Friday, February 17, 2012

Ryan v. Geithner: Thrilla with Manila (folders)

At a House Budget Committee hearing on Obama's proposed budget, Representative Paul Ryan and Treasury Secretary Tim Geithner exchanged a few body blows:

The essential point of contention in the brief exchange is the following chart, based on a chart taken from--of all places--the Administration's proposed budget (Analytical Perspectives, p. 58):

The blue and red lines show the past totals of public debt and the projection of that debt into the future by the Administration, based on the 2013 budget. That's right, the budget Obama is trumpeting, the one that will "cut the deficit to less than 3 percent of GDP, and stabilize the debt-to-GDP ratio" by 2018 leads to this out-of-control exponential growth well before 2018 even arrives.

Geithner argues--in the clip--that this growth is a consequence of costs associated with the millions of Americans that will be retiring in these years (the Baby-Boomers) and admits that more work still needs to be done, but still maintains that the 2013 Budget is a responsible one, that it's a good first step.

Ryan's rebuke is simple and can be restated as "Look at the bones!" The chart says it all and the future is so bad, the Administration cannot even fudge the numbers to make it look palatable. And let's not forget this point: numbers are routinely "massaged" by government offices--like the OMB--by assuming best-case types of scenarios. So the reality here is likely even much, much worse. But Ryan doesn't even need to go there, since things look catastrophic anyway.

Now, the green line in the chart shows the future if Ryan's plans are followed. And no doubt, it's equally idealized. But even so, look at the difference in outcomes. Ryan's plan hinges on a critical idea: start fixing things now, this year, not ten years down the road. The Obama Administration--like previous ones--is trying to table responsibility, is seeking to keep spending mostly at current levels and even increase it, while playing accounting games with the debt, then promising to reduce it in the future, even thought it will no longer be in power in that future.

And frankly, Geithner knows this. His last words to Ryan in the clip:
We're not coming before you to say we have a definitive solution to our long-term problem. What we do know is we don't like yours.
Strange, isn't it? For three years, we've been hearing from the Democrats, the Administration, and the liberals that the Republicans "have no plan." Yet apparently, it's just the opposite.

Cheers, all.

1 comment:

  1. We wonder here, will it by my children, or theirs that end up calling this the second Great Depression?
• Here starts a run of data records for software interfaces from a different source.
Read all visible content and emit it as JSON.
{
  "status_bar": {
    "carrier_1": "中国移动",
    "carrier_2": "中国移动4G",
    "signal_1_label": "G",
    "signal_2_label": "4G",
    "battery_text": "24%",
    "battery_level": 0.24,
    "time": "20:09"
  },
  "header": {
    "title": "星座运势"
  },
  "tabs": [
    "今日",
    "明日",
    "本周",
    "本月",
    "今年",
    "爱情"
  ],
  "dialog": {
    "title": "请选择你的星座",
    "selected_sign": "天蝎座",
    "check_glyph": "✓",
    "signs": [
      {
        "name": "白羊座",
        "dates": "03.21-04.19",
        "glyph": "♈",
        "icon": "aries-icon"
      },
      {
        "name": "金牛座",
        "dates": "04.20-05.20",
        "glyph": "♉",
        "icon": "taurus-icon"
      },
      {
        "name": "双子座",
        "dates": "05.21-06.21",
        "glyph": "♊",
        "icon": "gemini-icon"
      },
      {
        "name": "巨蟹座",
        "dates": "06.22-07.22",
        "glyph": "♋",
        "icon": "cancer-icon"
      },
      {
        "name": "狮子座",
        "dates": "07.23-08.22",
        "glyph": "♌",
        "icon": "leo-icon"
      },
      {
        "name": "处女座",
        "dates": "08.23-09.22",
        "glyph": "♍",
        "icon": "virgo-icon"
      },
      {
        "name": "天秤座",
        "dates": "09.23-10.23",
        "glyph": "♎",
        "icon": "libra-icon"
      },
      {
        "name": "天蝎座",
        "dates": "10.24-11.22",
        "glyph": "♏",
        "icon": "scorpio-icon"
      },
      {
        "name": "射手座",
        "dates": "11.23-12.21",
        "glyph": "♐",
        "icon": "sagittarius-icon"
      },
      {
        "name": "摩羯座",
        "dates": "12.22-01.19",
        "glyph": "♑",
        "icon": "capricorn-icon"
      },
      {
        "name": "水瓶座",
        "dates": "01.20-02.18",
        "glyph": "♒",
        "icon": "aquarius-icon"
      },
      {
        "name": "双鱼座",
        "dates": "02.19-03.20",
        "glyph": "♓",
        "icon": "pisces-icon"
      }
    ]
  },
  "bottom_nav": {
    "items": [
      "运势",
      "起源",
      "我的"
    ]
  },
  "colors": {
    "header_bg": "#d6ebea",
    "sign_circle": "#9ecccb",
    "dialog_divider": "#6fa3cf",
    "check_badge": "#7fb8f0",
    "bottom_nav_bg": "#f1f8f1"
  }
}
And just how criminally stupid will our generation look to them.

    I remember the cold war, and thinking how stupid the Russian people were to believe what their leaders and what their "press" was feeding them. Turns out, we are not so very different.